───── DATA PROVIDED ─────

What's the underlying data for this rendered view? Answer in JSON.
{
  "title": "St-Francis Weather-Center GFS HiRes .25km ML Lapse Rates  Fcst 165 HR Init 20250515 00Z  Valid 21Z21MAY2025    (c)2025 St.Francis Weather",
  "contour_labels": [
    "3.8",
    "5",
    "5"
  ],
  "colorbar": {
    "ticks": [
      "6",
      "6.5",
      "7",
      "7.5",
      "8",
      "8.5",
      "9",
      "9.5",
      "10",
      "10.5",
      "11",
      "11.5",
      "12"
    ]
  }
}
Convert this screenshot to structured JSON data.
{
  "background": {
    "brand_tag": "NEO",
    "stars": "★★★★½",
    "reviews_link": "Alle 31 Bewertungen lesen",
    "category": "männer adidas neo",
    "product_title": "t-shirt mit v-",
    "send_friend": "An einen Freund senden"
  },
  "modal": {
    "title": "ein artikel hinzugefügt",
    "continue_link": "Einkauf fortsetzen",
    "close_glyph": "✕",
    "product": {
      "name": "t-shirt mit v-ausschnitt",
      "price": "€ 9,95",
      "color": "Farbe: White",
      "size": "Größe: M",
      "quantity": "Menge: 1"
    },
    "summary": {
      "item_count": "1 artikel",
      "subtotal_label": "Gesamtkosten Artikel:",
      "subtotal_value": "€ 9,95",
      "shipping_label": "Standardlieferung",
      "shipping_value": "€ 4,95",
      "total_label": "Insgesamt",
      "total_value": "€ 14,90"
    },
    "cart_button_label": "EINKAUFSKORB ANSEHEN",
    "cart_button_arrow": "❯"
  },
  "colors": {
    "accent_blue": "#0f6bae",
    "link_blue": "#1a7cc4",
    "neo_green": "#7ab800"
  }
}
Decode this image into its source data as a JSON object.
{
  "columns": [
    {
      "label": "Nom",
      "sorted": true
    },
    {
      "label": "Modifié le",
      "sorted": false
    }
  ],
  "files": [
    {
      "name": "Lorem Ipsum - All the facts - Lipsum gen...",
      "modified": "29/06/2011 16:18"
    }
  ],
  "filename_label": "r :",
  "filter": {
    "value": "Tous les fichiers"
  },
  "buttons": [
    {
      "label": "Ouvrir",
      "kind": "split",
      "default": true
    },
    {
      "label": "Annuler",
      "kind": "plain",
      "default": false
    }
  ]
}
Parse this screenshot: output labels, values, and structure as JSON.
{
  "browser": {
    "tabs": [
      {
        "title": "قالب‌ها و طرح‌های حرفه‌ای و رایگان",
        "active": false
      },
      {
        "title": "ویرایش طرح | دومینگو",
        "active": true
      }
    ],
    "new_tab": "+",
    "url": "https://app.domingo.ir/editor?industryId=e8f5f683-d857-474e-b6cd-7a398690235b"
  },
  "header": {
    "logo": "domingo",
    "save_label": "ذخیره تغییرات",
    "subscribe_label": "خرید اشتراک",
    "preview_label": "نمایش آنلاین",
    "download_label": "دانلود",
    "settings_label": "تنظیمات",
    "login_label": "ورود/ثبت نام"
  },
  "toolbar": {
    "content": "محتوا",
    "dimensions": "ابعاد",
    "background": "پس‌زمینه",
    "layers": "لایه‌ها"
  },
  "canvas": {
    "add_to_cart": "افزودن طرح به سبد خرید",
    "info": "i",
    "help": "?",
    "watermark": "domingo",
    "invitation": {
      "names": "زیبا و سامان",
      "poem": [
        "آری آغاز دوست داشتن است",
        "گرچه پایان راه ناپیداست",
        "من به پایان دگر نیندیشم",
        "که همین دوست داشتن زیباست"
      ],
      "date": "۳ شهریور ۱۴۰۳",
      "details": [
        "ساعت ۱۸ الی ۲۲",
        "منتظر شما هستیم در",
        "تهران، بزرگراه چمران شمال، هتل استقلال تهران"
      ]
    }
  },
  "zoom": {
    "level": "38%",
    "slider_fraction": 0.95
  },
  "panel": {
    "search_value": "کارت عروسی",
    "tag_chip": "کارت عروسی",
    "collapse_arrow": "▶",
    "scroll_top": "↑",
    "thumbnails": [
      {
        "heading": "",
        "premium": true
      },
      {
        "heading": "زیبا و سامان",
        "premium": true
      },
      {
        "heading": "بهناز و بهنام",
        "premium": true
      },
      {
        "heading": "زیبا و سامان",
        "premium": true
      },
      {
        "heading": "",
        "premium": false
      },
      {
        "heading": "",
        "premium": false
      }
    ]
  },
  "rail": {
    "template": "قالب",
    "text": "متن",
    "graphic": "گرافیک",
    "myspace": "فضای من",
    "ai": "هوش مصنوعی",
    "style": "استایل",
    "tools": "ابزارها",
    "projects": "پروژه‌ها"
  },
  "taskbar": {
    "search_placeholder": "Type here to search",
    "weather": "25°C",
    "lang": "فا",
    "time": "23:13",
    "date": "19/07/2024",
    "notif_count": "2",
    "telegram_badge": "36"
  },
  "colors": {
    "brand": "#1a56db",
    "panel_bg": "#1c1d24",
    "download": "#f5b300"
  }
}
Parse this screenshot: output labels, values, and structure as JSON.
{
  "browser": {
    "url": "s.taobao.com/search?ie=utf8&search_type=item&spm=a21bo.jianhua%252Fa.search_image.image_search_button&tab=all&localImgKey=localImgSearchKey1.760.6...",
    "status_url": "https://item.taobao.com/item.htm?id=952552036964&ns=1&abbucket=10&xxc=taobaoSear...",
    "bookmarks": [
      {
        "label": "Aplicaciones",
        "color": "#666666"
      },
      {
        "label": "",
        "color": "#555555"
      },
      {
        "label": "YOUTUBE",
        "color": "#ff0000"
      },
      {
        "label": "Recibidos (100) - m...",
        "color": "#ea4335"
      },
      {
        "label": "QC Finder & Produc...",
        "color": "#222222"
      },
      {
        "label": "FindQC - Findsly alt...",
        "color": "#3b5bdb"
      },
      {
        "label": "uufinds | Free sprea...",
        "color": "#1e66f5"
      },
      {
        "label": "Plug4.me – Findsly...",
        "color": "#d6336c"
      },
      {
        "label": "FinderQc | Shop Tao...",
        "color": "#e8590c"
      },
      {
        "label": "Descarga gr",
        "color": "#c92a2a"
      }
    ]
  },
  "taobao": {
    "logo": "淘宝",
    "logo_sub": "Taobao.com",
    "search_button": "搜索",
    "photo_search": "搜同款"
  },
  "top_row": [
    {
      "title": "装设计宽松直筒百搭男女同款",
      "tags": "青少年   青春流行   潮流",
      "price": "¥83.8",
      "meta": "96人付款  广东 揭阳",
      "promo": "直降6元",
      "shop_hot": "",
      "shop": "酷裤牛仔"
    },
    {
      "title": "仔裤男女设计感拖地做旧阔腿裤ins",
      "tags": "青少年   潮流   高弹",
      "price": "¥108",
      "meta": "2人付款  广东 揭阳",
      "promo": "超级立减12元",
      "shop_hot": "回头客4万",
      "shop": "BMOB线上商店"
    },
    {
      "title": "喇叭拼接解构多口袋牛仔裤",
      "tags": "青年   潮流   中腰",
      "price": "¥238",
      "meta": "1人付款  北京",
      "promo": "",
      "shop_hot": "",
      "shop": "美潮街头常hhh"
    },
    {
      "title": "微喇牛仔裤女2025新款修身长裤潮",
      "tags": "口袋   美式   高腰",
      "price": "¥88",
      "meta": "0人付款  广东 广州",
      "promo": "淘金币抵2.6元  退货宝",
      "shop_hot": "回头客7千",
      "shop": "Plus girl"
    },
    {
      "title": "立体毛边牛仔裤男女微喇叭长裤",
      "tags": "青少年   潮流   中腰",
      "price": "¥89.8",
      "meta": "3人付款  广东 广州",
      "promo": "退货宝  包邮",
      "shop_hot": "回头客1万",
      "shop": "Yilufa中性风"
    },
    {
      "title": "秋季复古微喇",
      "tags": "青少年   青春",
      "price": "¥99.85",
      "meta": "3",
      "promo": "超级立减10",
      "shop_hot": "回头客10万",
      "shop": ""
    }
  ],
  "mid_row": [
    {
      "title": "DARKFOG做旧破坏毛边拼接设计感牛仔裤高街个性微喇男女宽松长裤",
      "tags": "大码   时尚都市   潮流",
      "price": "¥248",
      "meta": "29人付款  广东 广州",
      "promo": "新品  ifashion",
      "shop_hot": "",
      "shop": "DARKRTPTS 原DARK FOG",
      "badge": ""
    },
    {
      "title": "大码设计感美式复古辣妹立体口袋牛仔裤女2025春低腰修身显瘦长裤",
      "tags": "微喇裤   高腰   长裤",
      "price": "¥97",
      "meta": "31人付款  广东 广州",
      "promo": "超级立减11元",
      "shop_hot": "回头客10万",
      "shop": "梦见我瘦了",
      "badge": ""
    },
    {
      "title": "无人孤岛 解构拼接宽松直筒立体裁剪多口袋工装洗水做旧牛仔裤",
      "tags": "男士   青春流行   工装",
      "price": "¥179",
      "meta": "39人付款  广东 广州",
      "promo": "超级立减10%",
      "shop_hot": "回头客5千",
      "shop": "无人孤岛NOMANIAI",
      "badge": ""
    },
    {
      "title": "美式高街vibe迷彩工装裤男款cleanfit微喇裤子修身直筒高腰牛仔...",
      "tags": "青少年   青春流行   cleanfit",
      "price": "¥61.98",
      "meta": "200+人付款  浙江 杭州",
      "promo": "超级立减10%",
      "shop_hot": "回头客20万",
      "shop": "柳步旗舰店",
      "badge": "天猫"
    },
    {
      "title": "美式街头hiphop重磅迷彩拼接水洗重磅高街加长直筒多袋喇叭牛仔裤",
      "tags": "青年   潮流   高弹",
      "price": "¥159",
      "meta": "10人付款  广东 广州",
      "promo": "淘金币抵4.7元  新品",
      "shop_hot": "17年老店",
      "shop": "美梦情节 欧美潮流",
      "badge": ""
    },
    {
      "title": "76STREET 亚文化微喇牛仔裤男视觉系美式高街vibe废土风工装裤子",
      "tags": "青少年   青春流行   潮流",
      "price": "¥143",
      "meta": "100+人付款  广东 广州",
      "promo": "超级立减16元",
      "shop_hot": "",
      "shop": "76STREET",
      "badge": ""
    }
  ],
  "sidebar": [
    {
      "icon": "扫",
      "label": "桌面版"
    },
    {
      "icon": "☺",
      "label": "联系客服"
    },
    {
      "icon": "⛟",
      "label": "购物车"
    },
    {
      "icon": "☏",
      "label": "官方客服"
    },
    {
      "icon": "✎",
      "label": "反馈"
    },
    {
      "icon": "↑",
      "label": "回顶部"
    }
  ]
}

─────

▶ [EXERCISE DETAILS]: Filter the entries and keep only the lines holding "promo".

▶ [ANSWER SECTION]:
      "promo": "直降6元",
      "promo": "超级立减12元",
      "promo": "",
      "promo": "淘金币抵2.6元  退货宝",
      "promo": "退货宝  包邮",
      "promo": "超级立减10",
      "promo": "新品  ifashion",
      "promo": "超级立减11元",
      "promo": "超级立减10%",
      "promo": "超级立减10%",
      "promo": "淘金币抵4.7元  新品",
      "promo": "超级立减16元",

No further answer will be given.